Over 120 Canadians euthanized since law passed in mid-June – media
According to the broadcaster CBC News, which tried to obtain data from all 13 of Canada’s provinces, most of the cases were recorded by coroners in Ontario (49) and British Columbia (46), with Alberta, Manitoba and Saskatchewan reporting 27 medically assisted deaths between them.
However, the actual figures may be significantly higher, as the remaining eight provinces were unable or did not agree to share the information citing the possible “infringement of confidentiality or distress for families who may identify with the numbers.”
Official figures have not been drawn up, as Canada’s federal government has not started officially tracking assisted suicides. The authorities have also yet to come up with regulations as to what information should be recorded when a person demands a medically assisted death.
“These regulations could include specifying the kind of information to be provided, the body that would analyze the information, and how often reports would be published,” a spokesperson for Health Minister Jane Philpott said.
The numbers obtained by CBC also allegedly show a mere 10 percent of cases in which Canadians have demanded medical help to end their lives since the procedure became legal on June 17.
“To give you a rough guide, we could say that for 10 serious requests that would come forward, only actually about one of them would proceed towards this intervention,” Dr. Gary Rodin from Toronto's University Health Network, told the broadcaster.
The law was originally proposed after Canada's Supreme Court overturned a ban on euthanasia back in 2015. Dozens of medically assisted deaths took place before the new legislation was passed, as patients who wanted doctor's help to die were allowed to apply for permission from provincial judges.

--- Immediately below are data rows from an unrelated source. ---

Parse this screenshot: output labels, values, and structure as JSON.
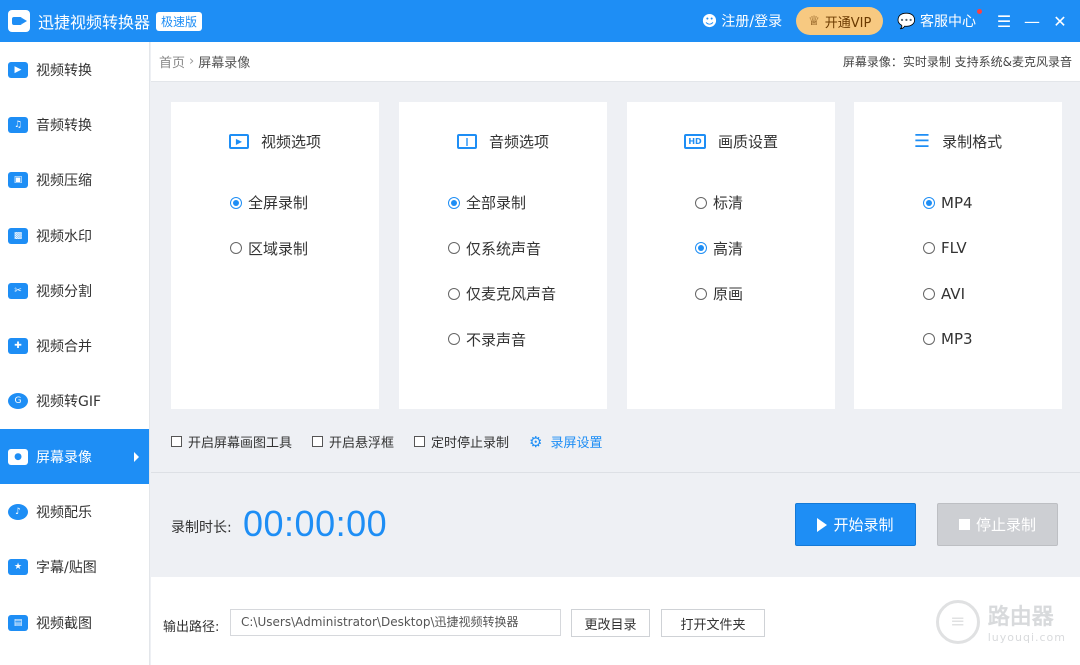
{
  "titlebar": {
    "app_title": "迅捷视频转换器",
    "edition": "极速版",
    "login": "注册/登录",
    "vip": "开通VIP",
    "service": "客服中心"
  },
  "sidebar": {
    "items": [
      {
        "label": "视频转换",
        "icon": "video-convert-icon"
      },
      {
        "label": "音频转换",
        "icon": "audio-convert-icon"
      },
      {
        "label": "视频压缩",
        "icon": "video-compress-icon"
      },
      {
        "label": "视频水印",
        "icon": "video-watermark-icon"
      },
      {
        "label": "视频分割",
        "icon": "video-split-icon"
      },
      {
        "label": "视频合并",
        "icon": "video-merge-icon"
      },
      {
        "label": "视频转GIF",
        "icon": "gif-icon"
      },
      {
        "label": "屏幕录像",
        "icon": "screen-record-icon",
        "active": true
      },
      {
        "label": "视频配乐",
        "icon": "music-icon"
      },
      {
        "label": "字幕/贴图",
        "icon": "subtitle-icon"
      },
      {
        "label": "视频截图",
        "icon": "screenshot-icon"
      }
    ]
  },
  "breadcrumb": {
    "home": "首页",
    "separator": "›",
    "current": "屏幕录像",
    "info": "屏幕录像：实时录制 支持系统&麦克风录音"
  },
  "panels": {
    "video": {
      "title": "视频选项",
      "options": [
        "全屏录制",
        "区域录制"
      ],
      "selected": 0
    },
    "audio": {
      "title": "音频选项",
      "options": [
        "全部录制",
        "仅系统声音",
        "仅麦克风声音",
        "不录声音"
      ],
      "selected": 0
    },
    "quality": {
      "title": "画质设置",
      "icon_text": "HD",
      "options": [
        "标清",
        "高清",
        "原画"
      ],
      "selected": 1
    },
    "format": {
      "title": "录制格式",
      "options": [
        "MP4",
        "FLV",
        "AVI",
        "MP3"
      ],
      "selected": 0
    }
  },
  "checks": {
    "draw_tool": "开启屏幕画图工具",
    "float_box": "开启悬浮框",
    "timed_stop": "定时停止录制",
    "settings": "录屏设置"
  },
  "recording": {
    "duration_label": "录制时长:",
    "duration": "00:00:00",
    "start": "开始录制",
    "stop": "停止录制"
  },
  "output": {
    "label": "输出路径:",
    "path": "C:\\Users\\Administrator\\Desktop\\迅捷视频转换器",
    "change_dir": "更改目录",
    "open_folder": "打开文件夹"
  },
  "watermark": {
    "main": "路由器",
    "sub": "luyouqi.com"
  },
  "colors": {
    "accent": "#1e8ef5",
    "vip": "#f7c981",
    "stop_disabled": "#cdcfd3"
  }
}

According to the legislation, which is known as Bill C-14, a person may be denied the right to doctor-assisted death for a number of reasons. The only conditions where euthanasia is granted is for adults where “natural death is reasonably foreseeable,” for those suffering from “incurable” diseases or disabilities, or when a person’s health is “in an advanced stage of irreversible decline.”
However, the wording sparked a wave of criticism from politicians, patients and human rights activists, who branded it severely restrictive. After applying for the procedure, the patient has to wait while a medical institution looks into their case before granting permission.
The conditions of the law are already being challenged in court, but the process may take years before amendments are made. The Canadian Bar Association (CBA) recently urged the government to expand access to medically assisted suicide, to provide additional access to the procedure for mature minors, persons with psychiatric illness and some dementia patients.
Medically assisted suicide is currently legal in only a few countries worldwide, including Switzerland, Germany, Albania, Colombia and Japan, as well as in some US states. The Netherlands, Belgium and Luxembourg allow doctors to euthanize patients under strict conditions such as those in a hopeless state of health and those in great pain.
The main objections to the procedure have come from religious groups, which for the most part, oppose a person voluntarily taking his or her own life.